- _DATA FOR ANALYSIS_:
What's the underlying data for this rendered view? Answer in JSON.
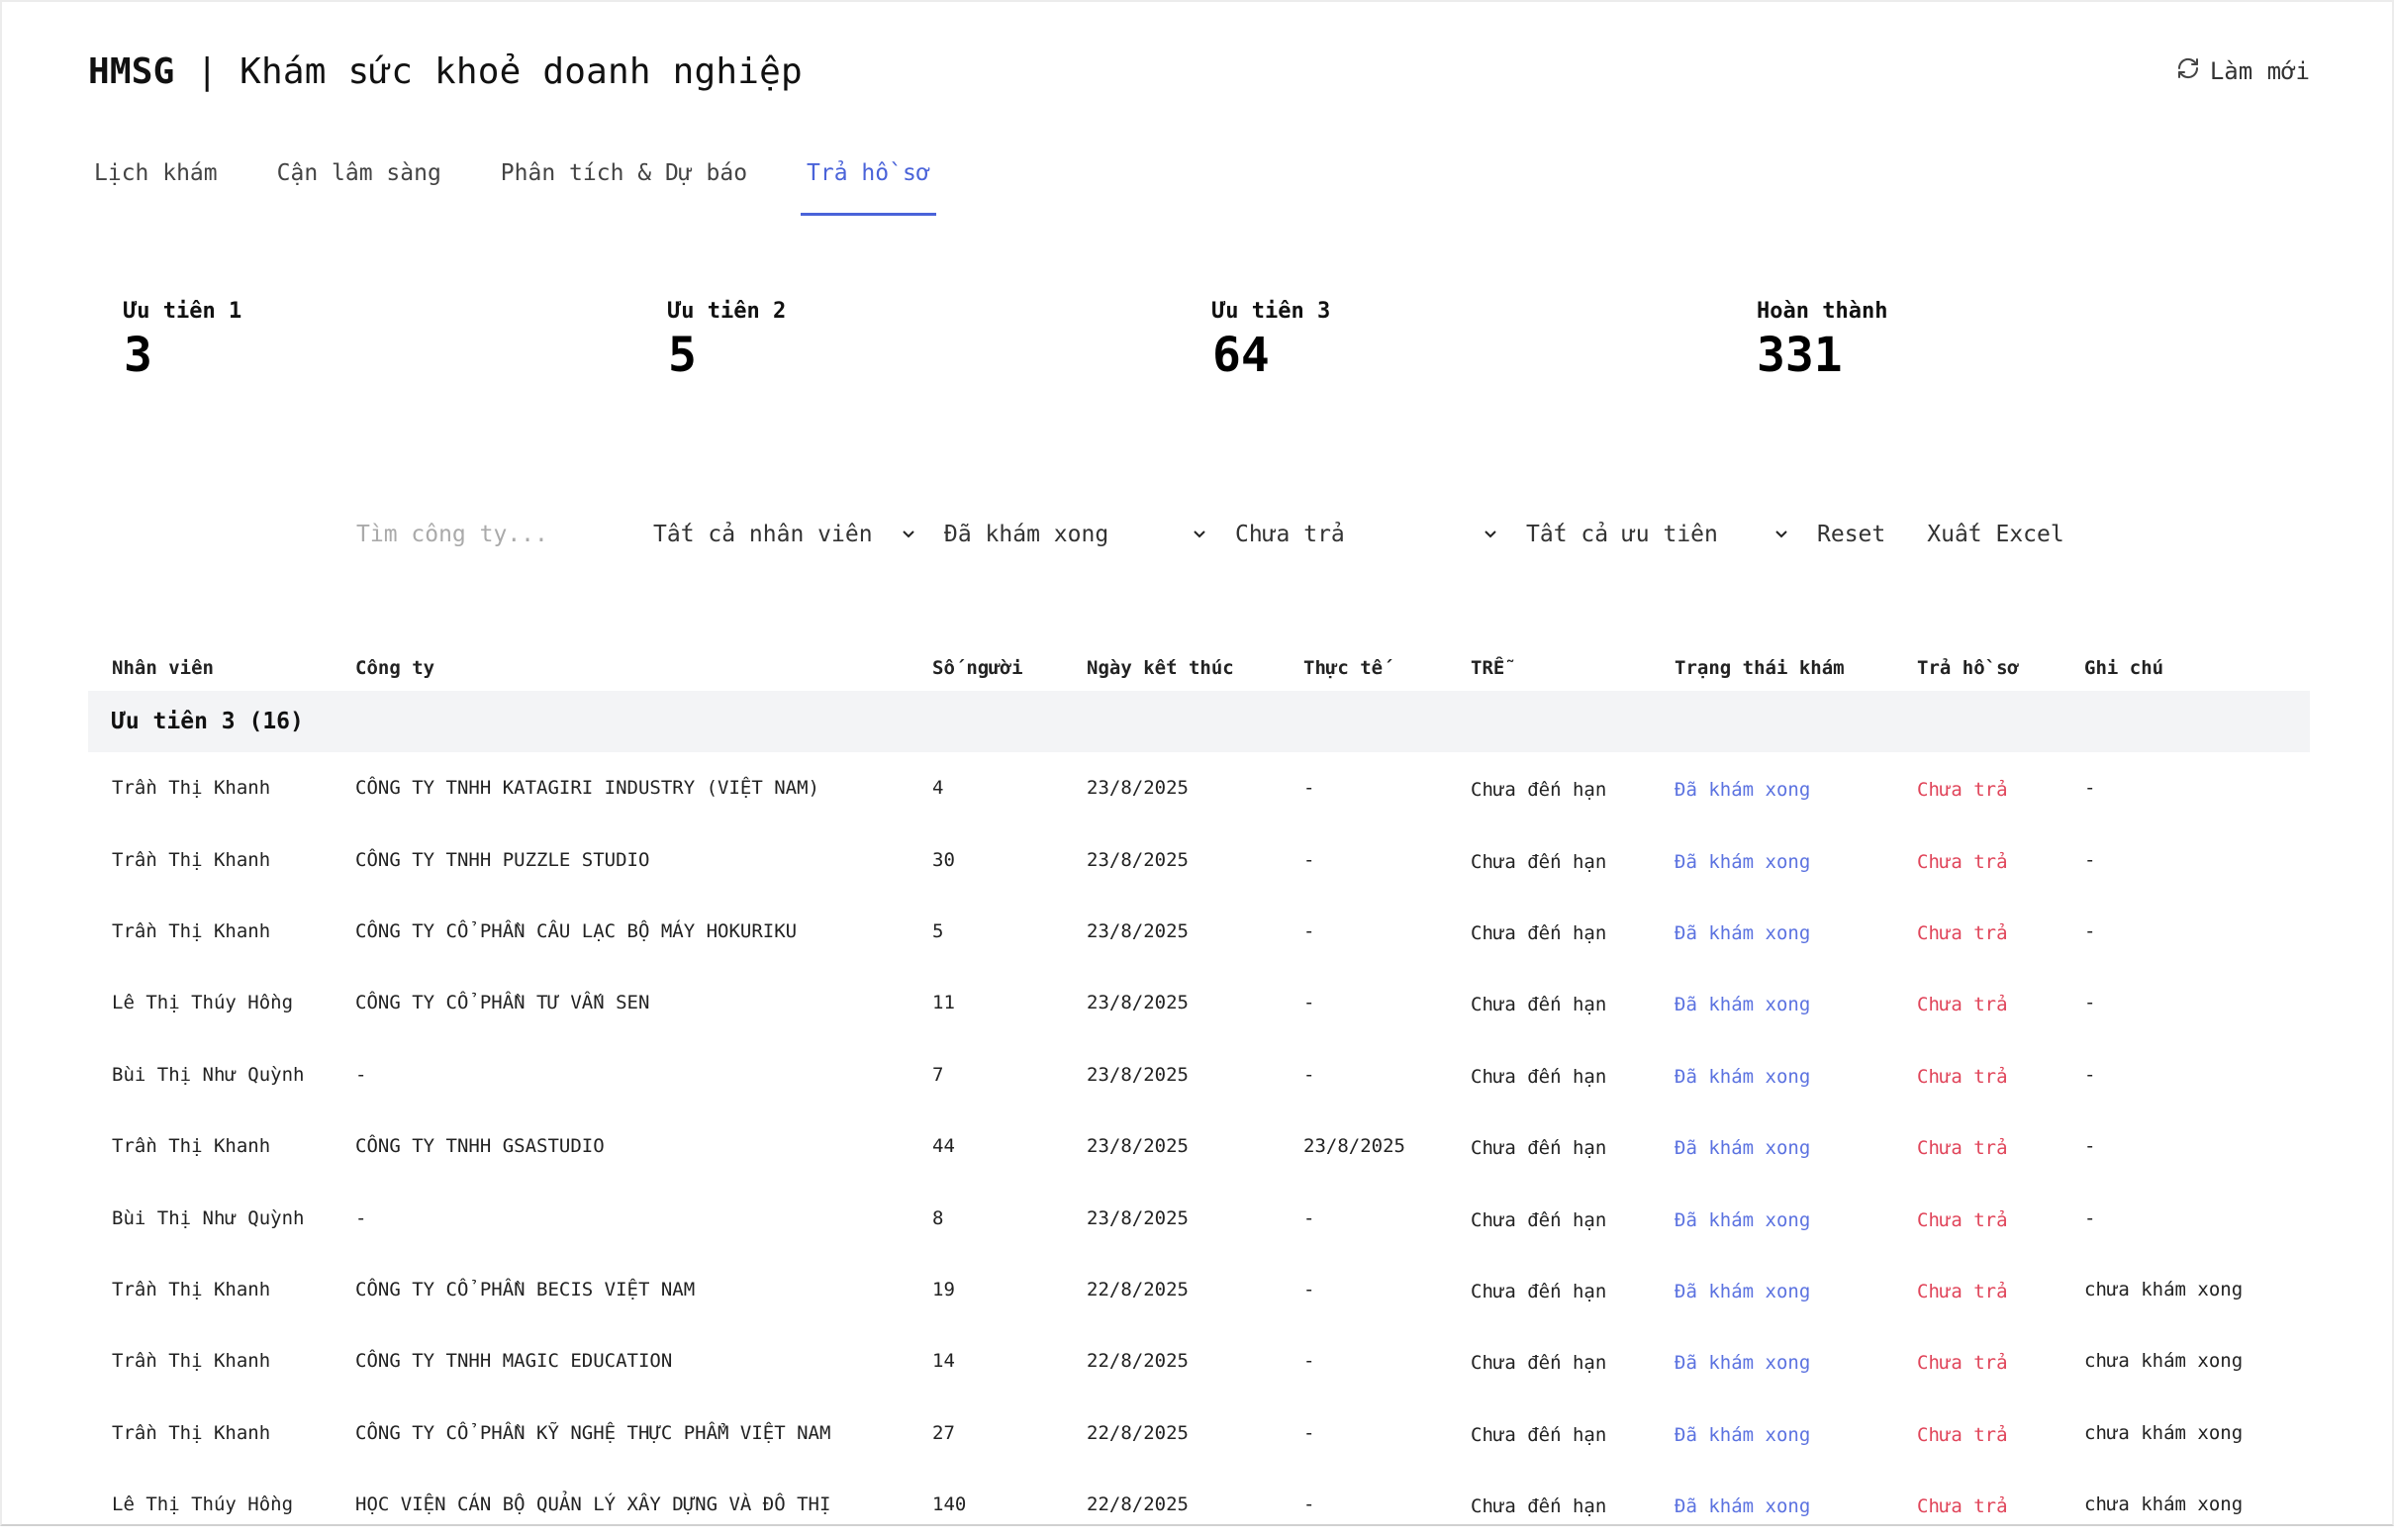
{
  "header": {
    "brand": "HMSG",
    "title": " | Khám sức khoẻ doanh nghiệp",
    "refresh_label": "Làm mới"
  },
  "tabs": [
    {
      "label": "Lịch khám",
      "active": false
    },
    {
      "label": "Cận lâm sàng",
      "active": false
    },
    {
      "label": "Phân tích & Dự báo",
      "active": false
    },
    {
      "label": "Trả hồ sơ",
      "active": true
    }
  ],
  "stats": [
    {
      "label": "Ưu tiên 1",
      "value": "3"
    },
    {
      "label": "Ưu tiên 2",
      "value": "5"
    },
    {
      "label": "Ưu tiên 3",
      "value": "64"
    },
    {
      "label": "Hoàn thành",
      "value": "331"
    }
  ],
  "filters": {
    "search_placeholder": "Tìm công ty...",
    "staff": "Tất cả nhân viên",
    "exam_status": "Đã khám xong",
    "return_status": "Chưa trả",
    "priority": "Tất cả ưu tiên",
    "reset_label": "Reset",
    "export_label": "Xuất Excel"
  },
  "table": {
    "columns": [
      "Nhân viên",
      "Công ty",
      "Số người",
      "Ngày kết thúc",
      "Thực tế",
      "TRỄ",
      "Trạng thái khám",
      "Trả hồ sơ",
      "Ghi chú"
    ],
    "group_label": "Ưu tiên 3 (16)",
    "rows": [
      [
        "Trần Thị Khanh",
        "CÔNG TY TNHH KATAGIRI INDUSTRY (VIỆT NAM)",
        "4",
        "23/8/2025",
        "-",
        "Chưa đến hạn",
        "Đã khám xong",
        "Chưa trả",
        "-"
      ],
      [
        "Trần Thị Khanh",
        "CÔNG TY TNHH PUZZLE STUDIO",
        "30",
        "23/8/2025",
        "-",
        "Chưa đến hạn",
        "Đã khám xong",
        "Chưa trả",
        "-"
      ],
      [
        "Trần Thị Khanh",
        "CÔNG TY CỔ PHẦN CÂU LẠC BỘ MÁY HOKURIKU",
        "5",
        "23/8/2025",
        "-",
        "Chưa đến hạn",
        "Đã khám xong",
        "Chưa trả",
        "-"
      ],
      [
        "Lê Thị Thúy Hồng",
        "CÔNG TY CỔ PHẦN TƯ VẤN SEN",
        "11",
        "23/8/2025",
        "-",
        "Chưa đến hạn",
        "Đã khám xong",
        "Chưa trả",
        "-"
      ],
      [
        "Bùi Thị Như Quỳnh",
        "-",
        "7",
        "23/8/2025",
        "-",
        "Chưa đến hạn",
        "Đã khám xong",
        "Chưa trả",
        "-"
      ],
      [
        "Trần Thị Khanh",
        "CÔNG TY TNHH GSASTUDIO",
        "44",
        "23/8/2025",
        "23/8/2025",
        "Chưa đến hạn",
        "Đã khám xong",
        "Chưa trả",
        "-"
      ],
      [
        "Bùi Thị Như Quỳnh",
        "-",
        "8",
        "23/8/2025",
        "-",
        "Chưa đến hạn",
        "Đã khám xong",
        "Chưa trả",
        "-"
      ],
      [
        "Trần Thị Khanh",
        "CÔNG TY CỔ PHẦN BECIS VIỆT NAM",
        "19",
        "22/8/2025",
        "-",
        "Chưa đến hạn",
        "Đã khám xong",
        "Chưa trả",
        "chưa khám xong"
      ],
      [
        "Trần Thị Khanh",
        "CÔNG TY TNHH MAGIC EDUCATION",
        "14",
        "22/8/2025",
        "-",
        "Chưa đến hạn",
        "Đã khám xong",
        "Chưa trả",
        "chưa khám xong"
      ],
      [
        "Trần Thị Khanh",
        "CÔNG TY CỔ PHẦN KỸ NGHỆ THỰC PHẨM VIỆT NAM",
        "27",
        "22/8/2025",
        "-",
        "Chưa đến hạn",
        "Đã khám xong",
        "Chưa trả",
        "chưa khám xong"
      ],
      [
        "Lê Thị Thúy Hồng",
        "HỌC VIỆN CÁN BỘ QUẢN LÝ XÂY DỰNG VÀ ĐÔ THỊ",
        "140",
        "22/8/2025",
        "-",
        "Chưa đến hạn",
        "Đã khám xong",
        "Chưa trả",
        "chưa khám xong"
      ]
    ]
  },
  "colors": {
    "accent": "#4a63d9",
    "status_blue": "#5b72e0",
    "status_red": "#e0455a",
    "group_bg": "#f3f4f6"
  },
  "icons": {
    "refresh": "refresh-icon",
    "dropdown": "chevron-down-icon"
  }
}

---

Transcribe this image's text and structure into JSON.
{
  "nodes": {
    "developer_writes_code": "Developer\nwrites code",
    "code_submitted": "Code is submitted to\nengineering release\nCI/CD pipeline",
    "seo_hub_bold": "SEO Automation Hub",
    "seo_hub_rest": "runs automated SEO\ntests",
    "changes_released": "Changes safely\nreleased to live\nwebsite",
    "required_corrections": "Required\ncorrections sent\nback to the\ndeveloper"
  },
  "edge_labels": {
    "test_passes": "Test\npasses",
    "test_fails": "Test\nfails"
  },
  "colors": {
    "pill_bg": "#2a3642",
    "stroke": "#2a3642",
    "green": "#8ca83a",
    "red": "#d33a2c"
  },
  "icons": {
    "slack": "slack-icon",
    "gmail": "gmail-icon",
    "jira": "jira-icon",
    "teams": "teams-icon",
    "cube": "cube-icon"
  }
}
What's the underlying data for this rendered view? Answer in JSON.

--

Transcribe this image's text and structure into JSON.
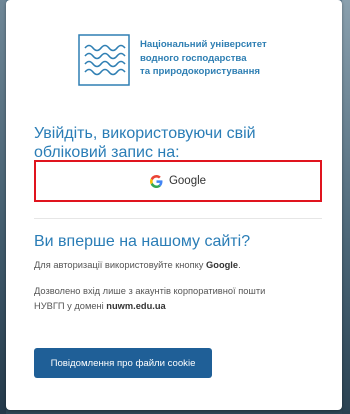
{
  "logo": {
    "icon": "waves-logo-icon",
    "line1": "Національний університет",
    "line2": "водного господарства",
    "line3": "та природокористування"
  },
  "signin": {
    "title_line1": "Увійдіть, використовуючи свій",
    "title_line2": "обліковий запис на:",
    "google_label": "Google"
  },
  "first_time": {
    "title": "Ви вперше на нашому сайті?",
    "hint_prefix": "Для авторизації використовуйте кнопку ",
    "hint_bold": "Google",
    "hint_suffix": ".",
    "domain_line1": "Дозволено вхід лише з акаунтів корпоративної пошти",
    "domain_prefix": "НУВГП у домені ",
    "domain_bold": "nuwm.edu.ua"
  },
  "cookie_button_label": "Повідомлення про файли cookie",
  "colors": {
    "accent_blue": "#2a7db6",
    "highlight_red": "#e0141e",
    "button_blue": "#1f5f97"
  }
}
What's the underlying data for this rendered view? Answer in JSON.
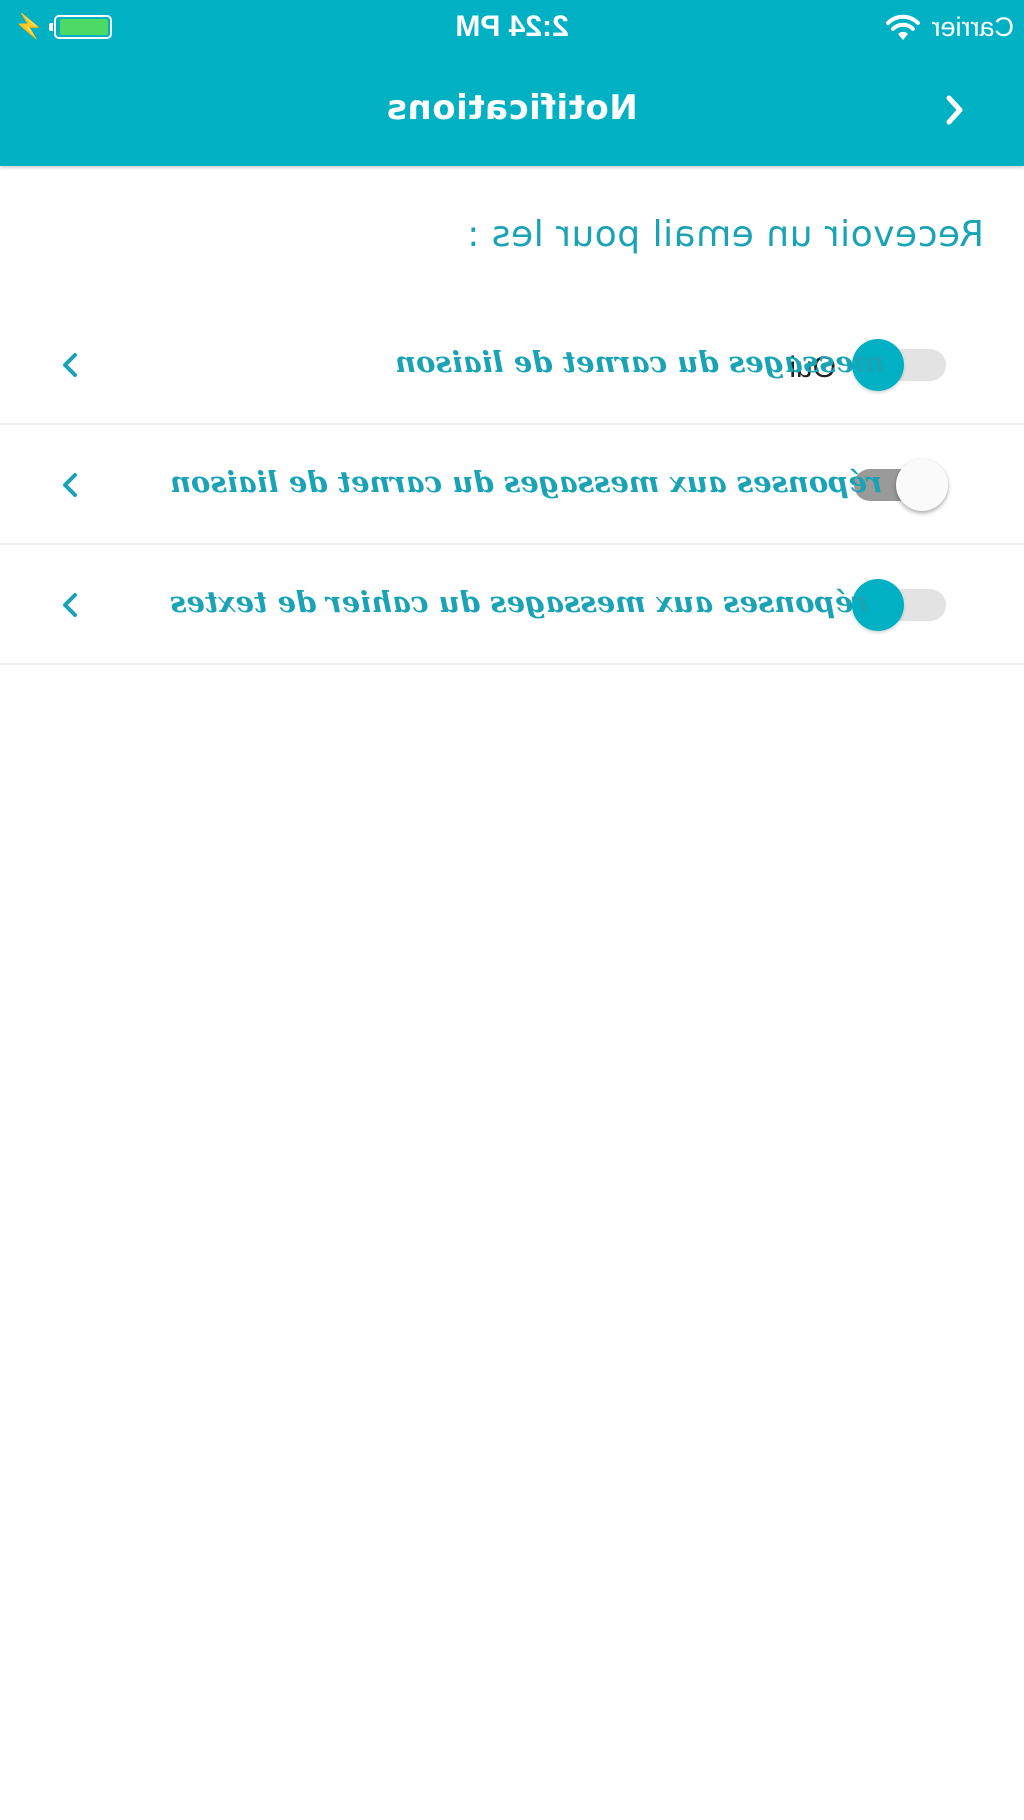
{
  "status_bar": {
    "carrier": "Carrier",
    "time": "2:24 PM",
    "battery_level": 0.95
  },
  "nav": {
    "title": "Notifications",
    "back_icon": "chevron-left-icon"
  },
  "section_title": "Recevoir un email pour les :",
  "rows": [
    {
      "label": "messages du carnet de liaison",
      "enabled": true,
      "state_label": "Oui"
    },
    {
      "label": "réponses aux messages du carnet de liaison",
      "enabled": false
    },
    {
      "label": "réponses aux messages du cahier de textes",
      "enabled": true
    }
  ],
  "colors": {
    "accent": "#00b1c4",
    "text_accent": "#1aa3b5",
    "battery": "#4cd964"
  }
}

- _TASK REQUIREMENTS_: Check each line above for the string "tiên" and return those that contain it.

- _SOLUTION TO THIS TASK_:
      "label": "Ưu tiên 1",
      "label": "Ưu tiên 2",
      "label": "Ưu tiên 3",
    "priority": "Tất cả ưu tiên",
    "group_label": "Ưu tiên 3 (16)",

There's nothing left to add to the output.